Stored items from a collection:
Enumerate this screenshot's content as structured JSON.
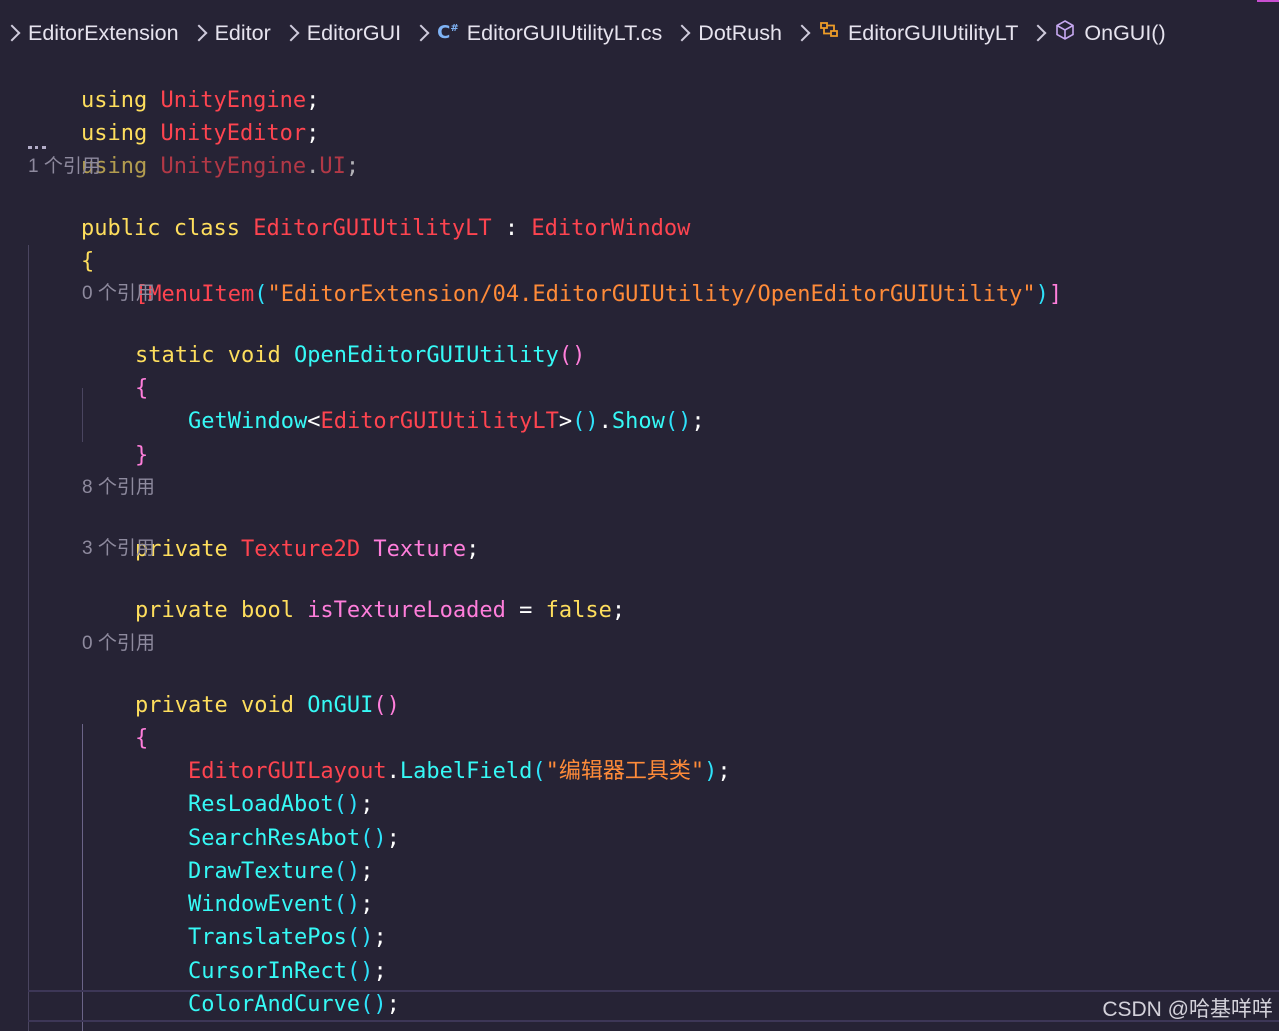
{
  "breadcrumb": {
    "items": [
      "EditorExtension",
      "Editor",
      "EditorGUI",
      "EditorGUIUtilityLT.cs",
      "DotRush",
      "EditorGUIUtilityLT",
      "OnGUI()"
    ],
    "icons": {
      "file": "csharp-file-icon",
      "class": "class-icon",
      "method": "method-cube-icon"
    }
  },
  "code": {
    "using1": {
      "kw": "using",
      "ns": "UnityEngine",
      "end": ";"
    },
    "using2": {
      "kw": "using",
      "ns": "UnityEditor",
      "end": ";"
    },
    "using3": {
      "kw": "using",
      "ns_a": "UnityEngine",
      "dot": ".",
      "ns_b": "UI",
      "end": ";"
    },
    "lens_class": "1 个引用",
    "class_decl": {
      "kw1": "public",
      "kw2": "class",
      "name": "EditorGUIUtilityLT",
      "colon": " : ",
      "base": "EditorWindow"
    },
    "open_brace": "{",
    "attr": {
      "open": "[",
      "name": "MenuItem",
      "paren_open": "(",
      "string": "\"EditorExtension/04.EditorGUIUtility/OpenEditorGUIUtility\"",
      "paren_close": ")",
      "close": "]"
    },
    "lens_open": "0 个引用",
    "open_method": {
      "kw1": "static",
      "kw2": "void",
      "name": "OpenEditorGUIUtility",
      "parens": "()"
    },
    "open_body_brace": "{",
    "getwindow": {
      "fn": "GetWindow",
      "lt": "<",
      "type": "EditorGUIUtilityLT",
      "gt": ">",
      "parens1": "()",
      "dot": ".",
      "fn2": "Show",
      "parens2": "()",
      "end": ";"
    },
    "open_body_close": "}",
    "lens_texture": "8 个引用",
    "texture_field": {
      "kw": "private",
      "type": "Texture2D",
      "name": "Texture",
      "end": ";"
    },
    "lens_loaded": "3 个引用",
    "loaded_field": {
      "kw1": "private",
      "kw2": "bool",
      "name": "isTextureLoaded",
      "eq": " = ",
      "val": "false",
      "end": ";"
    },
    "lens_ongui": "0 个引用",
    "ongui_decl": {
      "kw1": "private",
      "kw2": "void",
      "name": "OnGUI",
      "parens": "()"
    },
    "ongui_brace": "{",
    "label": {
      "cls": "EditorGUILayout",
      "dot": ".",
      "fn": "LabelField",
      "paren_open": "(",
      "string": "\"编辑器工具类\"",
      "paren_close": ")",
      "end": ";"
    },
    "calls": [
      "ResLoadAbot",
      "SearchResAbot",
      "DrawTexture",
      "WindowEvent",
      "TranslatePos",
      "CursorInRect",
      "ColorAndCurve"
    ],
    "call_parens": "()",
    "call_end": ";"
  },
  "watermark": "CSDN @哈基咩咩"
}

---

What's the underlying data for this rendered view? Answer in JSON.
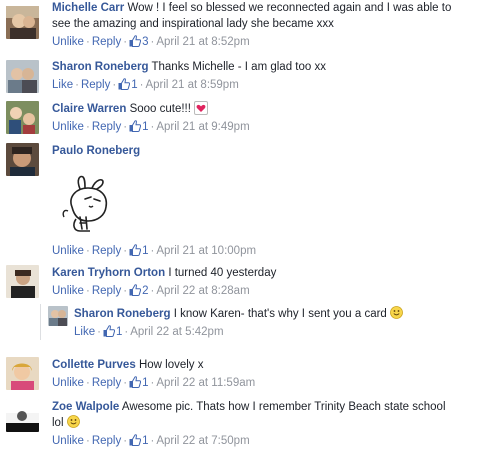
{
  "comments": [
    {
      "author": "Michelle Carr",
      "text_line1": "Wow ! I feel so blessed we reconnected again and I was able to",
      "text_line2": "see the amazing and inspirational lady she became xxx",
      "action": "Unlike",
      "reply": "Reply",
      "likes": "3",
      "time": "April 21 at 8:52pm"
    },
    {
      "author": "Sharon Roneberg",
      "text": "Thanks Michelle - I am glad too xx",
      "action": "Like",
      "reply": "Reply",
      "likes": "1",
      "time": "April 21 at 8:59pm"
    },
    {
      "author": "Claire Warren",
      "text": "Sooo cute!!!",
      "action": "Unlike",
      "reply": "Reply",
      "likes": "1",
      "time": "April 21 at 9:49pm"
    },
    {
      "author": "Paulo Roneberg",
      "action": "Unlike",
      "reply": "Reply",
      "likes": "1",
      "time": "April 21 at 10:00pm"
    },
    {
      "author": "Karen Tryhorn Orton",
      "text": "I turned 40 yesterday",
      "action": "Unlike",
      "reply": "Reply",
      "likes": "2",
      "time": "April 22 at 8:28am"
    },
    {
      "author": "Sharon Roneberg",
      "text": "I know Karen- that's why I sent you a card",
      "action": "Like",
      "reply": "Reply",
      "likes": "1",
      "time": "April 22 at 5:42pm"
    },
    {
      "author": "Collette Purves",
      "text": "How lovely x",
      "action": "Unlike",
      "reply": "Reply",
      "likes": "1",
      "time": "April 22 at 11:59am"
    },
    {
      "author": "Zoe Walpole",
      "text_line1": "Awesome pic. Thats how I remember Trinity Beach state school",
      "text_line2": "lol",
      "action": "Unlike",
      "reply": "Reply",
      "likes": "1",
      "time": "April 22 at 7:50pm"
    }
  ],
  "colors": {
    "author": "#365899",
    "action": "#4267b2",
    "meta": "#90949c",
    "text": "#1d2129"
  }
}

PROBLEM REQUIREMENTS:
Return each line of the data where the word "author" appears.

RESULT:
      "author": "Michelle Carr",
      "author": "Sharon Roneberg",
      "author": "Claire Warren",
      "author": "Paulo Roneberg",
      "author": "Karen Tryhorn Orton",
      "author": "Sharon Roneberg",
      "author": "Collette Purves",
      "author": "Zoe Walpole",
    "author": "#365899",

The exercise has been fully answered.